Segment Start: Material shown

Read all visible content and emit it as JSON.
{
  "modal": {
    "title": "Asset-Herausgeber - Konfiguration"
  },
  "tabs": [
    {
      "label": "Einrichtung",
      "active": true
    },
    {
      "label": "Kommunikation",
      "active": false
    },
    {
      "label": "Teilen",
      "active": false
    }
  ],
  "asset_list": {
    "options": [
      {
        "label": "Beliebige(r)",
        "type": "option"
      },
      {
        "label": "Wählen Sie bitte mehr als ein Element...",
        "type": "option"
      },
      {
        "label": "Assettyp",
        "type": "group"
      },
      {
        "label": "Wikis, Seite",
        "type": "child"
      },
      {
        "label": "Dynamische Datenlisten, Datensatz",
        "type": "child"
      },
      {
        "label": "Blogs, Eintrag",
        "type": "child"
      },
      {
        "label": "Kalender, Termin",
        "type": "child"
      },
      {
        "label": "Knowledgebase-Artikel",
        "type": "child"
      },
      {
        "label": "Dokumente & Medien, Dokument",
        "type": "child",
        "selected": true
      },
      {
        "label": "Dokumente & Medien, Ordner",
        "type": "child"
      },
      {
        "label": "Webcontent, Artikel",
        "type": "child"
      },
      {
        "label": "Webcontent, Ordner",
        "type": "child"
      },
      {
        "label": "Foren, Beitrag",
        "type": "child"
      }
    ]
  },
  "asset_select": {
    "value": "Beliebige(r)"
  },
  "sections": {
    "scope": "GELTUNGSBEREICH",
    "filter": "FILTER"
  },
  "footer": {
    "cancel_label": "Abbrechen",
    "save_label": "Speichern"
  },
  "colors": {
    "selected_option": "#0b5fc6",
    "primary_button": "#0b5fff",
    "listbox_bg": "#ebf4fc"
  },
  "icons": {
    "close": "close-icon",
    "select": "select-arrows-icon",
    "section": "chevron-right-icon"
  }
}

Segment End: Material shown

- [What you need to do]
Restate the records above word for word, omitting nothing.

- [Solution to the problem]
Read all visible content and emit it as JSON.
{
  "modal": {
    "title": "Asset-Herausgeber - Konfiguration"
  },
  "tabs": [
    {
      "label": "Einrichtung",
      "active": true
    },
    {
      "label": "Kommunikation",
      "active": false
    },
    {
      "label": "Teilen",
      "active": false
    }
  ],
  "asset_list": {
    "options": [
      {
        "label": "Beliebige(r)",
        "type": "option"
      },
      {
        "label": "Wählen Sie bitte mehr als ein Element...",
        "type": "option"
      },
      {
        "label": "Assettyp",
        "type": "group"
      },
      {
        "label": "Wikis, Seite",
        "type": "child"
      },
      {
        "label": "Dynamische Datenlisten, Datensatz",
        "type": "child"
      },
      {
        "label": "Blogs, Eintrag",
        "type": "child"
      },
      {
        "label": "Kalender, Termin",
        "type": "child"
      },
      {
        "label": "Knowledgebase-Artikel",
        "type": "child"
      },
      {
        "label": "Dokumente & Medien, Dokument",
        "type": "child",
        "selected": true
      },
      {
        "label": "Dokumente & Medien, Ordner",
        "type": "child"
      },
      {
        "label": "Webcontent, Artikel",
        "type": "child"
      },
      {
        "label": "Webcontent, Ordner",
        "type": "child"
      },
      {
        "label": "Foren, Beitrag",
        "type": "child"
      }
    ]
  },
  "asset_select": {
    "value": "Beliebige(r)"
  },
  "sections": {
    "scope": "GELTUNGSBEREICH",
    "filter": "FILTER"
  },
  "footer": {
    "cancel_label": "Abbrechen",
    "save_label": "Speichern"
  },
  "colors": {
    "selected_option": "#0b5fc6",
    "primary_button": "#0b5fff",
    "listbox_bg": "#ebf4fc"
  },
  "icons": {
    "close": "close-icon",
    "select": "select-arrows-icon",
    "section": "chevron-right-icon"
  }
}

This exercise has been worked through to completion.